Your dog is just practising its instincts of food hoarding that stemmed from their wild ancestors. In the world of early canines (wolves, coyotes, and foxes, etc), food was often hard to come by.
Even if a canine was lucky enough to find some food, he had to compete with other canines in his pack, including other animals, to keep his share of the food. So canines would bury bones near their den. This hoarding was also helpful incase there were leftovers! Burying leftover meat in the soil kept it cool and protected it from sun and scavengers. The soil acts as nature’s refrigerator keeping the food fresher for longer so that in times of food scarcity, the canine could simply just dig it up and enjoy a meal.
If you’ve enjoyed a couple of days exploring and observing wildlife, you’ll notice that dogs aren’t the only creatures that practise hoarding. Leopards drag their kill high up in the tree, to enjoy their meal without the fear of scavengers. Squirrels store their nuts and acorns in a tree hollow and beavers collect piles of vegetation around their lodges before a cold winter.
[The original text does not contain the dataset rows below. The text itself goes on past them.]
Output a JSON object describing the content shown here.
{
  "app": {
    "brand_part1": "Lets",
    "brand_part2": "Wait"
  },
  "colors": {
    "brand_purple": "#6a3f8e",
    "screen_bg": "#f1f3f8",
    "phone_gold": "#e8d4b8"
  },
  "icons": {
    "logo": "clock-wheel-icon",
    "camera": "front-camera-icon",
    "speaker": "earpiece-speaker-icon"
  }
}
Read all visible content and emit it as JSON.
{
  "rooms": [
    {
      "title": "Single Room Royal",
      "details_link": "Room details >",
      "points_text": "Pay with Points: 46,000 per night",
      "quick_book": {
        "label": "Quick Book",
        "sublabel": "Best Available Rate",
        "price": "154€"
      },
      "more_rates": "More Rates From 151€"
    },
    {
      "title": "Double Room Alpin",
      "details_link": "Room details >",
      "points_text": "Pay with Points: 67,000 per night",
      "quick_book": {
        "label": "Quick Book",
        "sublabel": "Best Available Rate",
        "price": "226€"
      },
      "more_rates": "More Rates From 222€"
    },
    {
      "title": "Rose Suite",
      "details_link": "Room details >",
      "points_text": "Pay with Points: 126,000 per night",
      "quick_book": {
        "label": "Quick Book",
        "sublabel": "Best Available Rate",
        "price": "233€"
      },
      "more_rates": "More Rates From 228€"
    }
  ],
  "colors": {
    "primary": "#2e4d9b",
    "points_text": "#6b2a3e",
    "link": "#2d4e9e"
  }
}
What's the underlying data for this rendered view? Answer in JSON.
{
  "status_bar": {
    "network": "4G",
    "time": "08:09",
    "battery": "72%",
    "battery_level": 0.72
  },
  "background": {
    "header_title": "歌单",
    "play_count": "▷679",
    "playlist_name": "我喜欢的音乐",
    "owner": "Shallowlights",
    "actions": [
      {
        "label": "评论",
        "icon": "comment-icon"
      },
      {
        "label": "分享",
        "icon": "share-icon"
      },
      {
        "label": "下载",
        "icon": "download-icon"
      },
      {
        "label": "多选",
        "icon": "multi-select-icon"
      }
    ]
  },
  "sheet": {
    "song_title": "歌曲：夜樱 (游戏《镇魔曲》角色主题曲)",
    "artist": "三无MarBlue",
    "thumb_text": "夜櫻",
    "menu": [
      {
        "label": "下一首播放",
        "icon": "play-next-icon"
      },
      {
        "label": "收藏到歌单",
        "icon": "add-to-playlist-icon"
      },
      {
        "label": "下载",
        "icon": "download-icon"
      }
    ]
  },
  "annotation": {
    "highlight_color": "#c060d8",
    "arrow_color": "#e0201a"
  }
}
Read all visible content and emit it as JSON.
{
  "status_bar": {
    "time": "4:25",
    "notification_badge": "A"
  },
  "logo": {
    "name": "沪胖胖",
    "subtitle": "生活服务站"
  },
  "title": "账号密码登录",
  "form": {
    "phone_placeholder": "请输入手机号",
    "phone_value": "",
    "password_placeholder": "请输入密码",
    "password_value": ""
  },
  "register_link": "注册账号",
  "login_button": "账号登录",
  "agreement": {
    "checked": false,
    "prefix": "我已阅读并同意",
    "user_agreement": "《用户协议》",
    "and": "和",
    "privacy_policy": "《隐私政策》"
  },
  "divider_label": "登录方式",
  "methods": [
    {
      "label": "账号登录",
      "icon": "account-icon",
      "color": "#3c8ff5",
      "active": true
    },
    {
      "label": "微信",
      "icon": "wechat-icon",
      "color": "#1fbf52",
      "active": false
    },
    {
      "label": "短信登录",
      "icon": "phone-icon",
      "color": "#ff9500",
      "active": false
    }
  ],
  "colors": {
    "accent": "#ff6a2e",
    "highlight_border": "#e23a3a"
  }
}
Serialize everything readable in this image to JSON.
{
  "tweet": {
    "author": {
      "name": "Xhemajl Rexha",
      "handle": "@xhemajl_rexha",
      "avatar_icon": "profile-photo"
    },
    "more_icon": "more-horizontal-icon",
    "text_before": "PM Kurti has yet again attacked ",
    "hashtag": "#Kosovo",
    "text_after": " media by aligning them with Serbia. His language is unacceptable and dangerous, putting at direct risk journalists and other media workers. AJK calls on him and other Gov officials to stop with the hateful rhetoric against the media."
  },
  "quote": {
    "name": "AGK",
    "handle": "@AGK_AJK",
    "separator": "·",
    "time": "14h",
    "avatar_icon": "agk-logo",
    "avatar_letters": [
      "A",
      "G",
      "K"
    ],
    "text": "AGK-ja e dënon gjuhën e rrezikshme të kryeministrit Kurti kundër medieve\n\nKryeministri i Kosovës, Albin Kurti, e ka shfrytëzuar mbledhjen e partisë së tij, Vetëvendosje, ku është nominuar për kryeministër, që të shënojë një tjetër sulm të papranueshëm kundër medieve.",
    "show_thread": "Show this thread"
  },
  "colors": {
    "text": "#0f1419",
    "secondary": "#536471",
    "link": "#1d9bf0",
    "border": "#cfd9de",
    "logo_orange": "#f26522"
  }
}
It’s pretty obvious your dog doesn't need to hunt or hoard his food as a survival tactic like his ancestors, but since this instinct is embedded deep within, it resurfaces from time to time. Because today’s dog will always have his bowl filled and refilled, he doesn't have the need to dig up old bones/meat for nourishment, so chances are that hidden treasures may end up remaining hidden! That’s not much of a problem if the item is not perishable. But if its, its best to keep a watch out as you don't want your dog to be munching on a perished item weeks later only to suffer from an infection or digestive issue. If you are treating your dog with fresh or raw meat and bones, best to ensure they eat them right away.